● Task statement:
If a line in the records below contains the word "United", copy it out.

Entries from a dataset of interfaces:
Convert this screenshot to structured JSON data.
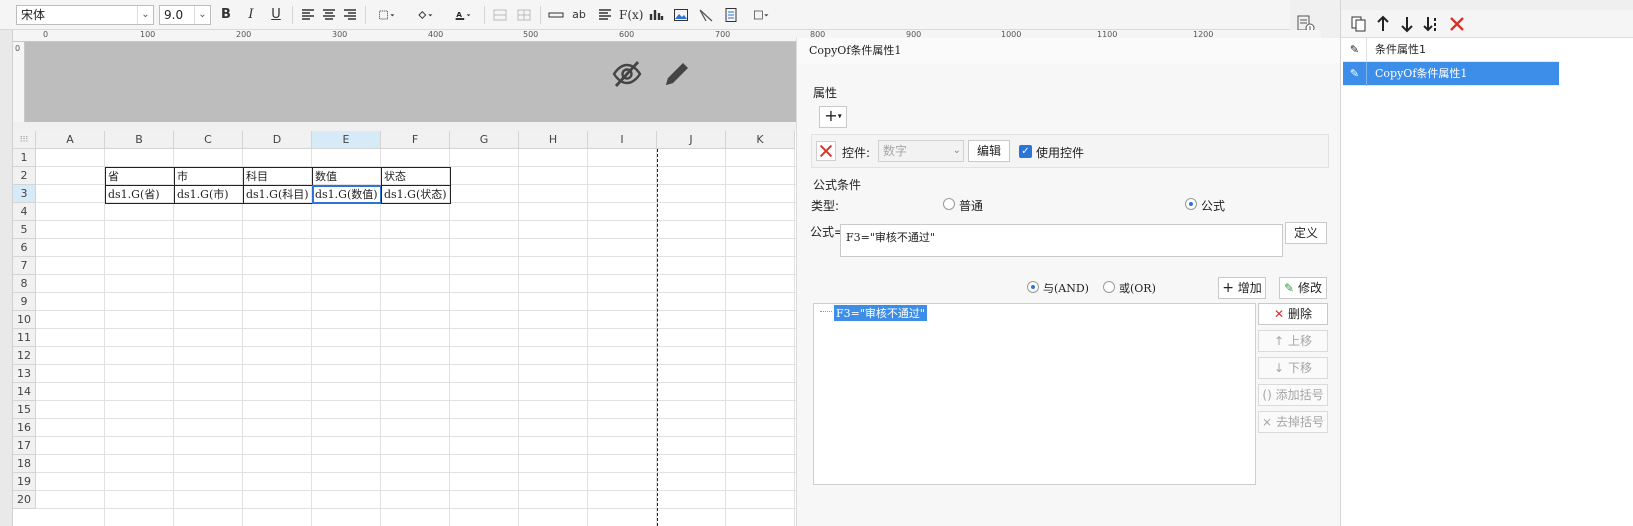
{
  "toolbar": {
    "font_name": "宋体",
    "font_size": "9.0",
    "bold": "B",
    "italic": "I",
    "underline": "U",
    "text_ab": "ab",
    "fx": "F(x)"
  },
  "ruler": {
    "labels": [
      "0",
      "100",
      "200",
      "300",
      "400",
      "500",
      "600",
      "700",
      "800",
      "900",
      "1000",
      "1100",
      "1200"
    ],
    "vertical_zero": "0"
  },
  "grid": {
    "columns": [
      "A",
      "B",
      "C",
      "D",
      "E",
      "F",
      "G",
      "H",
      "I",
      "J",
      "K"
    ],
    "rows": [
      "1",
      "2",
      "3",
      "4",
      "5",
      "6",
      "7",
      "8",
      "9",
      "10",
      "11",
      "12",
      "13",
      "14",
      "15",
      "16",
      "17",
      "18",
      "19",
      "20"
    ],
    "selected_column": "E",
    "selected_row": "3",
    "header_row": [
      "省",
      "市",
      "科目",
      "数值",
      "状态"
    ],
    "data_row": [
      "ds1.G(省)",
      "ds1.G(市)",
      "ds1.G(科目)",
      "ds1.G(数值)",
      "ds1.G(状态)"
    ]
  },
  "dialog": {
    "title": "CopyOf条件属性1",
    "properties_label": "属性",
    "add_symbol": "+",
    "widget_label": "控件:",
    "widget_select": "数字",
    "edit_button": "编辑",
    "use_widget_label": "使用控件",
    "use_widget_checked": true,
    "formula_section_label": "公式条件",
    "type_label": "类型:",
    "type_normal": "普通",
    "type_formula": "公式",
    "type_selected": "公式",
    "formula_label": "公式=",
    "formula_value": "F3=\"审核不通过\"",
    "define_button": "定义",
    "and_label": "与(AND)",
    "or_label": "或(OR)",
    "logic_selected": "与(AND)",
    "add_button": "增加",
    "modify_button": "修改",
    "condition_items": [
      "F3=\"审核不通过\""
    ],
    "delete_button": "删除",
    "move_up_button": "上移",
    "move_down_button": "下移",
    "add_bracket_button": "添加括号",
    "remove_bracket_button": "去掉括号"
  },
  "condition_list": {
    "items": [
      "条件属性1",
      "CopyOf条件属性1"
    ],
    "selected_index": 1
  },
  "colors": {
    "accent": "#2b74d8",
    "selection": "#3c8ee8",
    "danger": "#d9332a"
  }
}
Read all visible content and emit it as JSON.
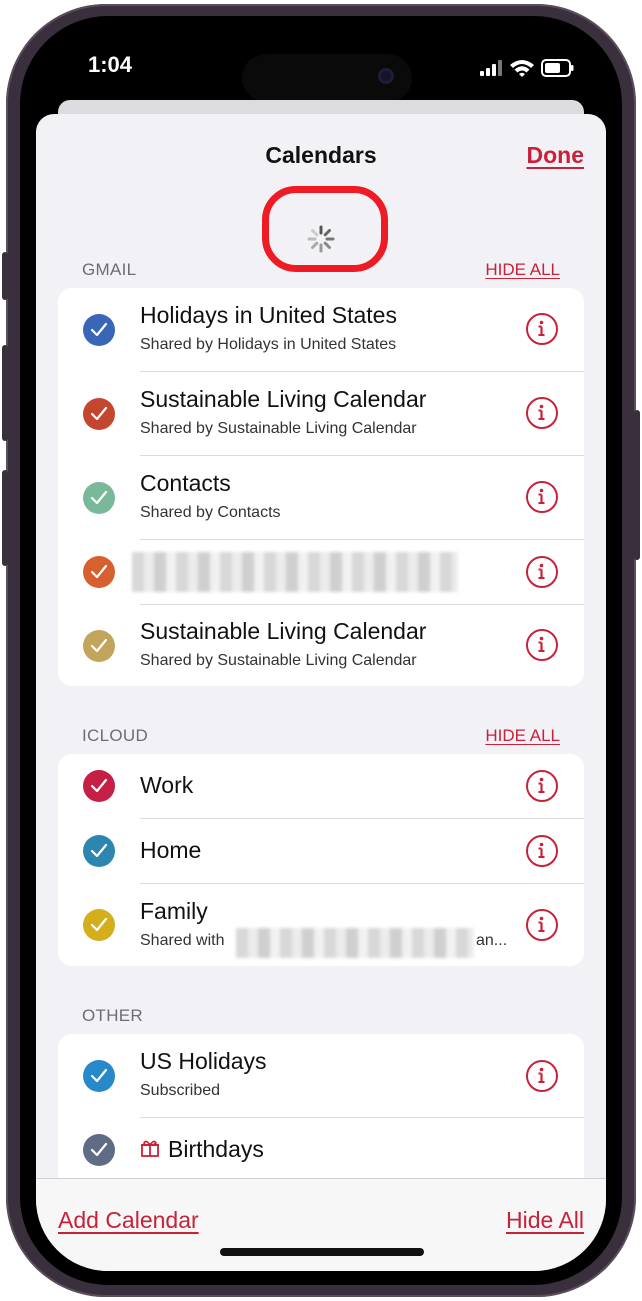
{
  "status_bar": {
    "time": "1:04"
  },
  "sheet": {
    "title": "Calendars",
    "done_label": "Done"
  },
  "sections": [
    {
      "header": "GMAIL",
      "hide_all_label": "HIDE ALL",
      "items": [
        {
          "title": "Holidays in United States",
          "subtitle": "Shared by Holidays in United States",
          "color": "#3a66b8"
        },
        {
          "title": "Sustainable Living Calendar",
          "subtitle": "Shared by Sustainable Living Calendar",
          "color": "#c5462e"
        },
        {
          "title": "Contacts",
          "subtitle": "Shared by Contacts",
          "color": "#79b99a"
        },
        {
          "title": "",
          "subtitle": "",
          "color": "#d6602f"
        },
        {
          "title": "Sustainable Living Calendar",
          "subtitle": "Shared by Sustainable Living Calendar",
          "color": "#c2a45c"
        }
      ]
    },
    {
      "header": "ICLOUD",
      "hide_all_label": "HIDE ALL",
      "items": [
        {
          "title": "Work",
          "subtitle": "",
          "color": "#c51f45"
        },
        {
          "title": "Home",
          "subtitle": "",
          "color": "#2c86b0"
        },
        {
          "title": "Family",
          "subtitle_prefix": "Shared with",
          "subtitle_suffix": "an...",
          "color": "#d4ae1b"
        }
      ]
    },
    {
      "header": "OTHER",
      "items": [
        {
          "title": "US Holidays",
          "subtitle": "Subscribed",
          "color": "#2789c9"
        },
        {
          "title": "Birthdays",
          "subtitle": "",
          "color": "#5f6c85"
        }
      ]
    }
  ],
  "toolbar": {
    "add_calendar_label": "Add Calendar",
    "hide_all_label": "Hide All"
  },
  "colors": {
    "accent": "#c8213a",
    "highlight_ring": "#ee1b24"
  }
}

● Response to this exercise:
          "title": "Holidays in United States",
          "subtitle": "Shared by Holidays in United States",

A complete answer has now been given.